### Dataset entries
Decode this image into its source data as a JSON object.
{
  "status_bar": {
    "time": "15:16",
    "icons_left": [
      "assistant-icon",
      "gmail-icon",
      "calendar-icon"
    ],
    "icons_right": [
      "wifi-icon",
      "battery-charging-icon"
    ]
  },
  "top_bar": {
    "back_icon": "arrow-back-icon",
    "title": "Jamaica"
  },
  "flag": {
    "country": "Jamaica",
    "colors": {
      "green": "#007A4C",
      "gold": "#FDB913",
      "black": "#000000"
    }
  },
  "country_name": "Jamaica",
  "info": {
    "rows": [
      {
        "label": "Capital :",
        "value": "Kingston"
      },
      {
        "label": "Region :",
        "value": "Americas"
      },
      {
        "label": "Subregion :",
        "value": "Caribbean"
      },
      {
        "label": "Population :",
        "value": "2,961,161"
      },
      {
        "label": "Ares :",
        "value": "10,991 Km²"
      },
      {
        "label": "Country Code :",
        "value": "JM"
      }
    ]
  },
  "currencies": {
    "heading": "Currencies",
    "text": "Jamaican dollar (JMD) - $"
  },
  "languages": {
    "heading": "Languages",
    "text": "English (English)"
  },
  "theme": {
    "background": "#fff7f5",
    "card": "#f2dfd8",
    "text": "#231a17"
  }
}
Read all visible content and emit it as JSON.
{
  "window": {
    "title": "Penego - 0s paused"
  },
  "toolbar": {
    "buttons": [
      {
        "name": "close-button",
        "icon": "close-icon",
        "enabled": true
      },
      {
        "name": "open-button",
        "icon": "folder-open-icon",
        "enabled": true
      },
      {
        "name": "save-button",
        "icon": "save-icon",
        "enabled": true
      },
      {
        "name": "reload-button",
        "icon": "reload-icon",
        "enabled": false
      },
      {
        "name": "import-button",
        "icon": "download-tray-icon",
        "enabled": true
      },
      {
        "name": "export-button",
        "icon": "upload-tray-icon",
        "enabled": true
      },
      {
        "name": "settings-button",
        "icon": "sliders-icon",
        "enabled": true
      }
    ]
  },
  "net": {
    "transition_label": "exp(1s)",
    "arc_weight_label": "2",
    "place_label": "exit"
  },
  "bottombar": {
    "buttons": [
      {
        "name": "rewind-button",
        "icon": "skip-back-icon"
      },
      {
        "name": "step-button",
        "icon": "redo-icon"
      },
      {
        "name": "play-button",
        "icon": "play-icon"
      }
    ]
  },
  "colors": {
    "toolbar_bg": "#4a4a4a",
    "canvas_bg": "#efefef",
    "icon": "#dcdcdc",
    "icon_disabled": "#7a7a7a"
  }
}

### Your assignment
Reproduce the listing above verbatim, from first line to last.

### Response to the task
Decode this image into its source data as a JSON object.
{
  "status_bar": {
    "time": "15:16",
    "icons_left": [
      "assistant-icon",
      "gmail-icon",
      "calendar-icon"
    ],
    "icons_right": [
      "wifi-icon",
      "battery-charging-icon"
    ]
  },
  "top_bar": {
    "back_icon": "arrow-back-icon",
    "title": "Jamaica"
  },
  "flag": {
    "country": "Jamaica",
    "colors": {
      "green": "#007A4C",
      "gold": "#FDB913",
      "black": "#000000"
    }
  },
  "country_name": "Jamaica",
  "info": {
    "rows": [
      {
        "label": "Capital :",
        "value": "Kingston"
      },
      {
        "label": "Region :",
        "value": "Americas"
      },
      {
        "label": "Subregion :",
        "value": "Caribbean"
      },
      {
        "label": "Population :",
        "value": "2,961,161"
      },
      {
        "label": "Ares :",
        "value": "10,991 Km²"
      },
      {
        "label": "Country Code :",
        "value": "JM"
      }
    ]
  },
  "currencies": {
    "heading": "Currencies",
    "text": "Jamaican dollar (JMD) - $"
  },
  "languages": {
    "heading": "Languages",
    "text": "English (English)"
  },
  "theme": {
    "background": "#fff7f5",
    "card": "#f2dfd8",
    "text": "#231a17"
  }
}
Read all visible content and emit it as JSON.
{
  "window": {
    "title": "Penego - 0s paused"
  },
  "toolbar": {
    "buttons": [
      {
        "name": "close-button",
        "icon": "close-icon",
        "enabled": true
      },
      {
        "name": "open-button",
        "icon": "folder-open-icon",
        "enabled": true
      },
      {
        "name": "save-button",
        "icon": "save-icon",
        "enabled": true
      },
      {
        "name": "reload-button",
        "icon": "reload-icon",
        "enabled": false
      },
      {
        "name": "import-button",
        "icon": "download-tray-icon",
        "enabled": true
      },
      {
        "name": "export-button",
        "icon": "upload-tray-icon",
        "enabled": true
      },
      {
        "name": "settings-button",
        "icon": "sliders-icon",
        "enabled": true
      }
    ]
  },
  "net": {
    "transition_label": "exp(1s)",
    "arc_weight_label": "2",
    "place_label": "exit"
  },
  "bottombar": {
    "buttons": [
      {
        "name": "rewind-button",
        "icon": "skip-back-icon"
      },
      {
        "name": "step-button",
        "icon": "redo-icon"
      },
      {
        "name": "play-button",
        "icon": "play-icon"
      }
    ]
  },
  "colors": {
    "toolbar_bg": "#4a4a4a",
    "canvas_bg": "#efefef",
    "icon": "#dcdcdc",
    "icon_disabled": "#7a7a7a"
  }
}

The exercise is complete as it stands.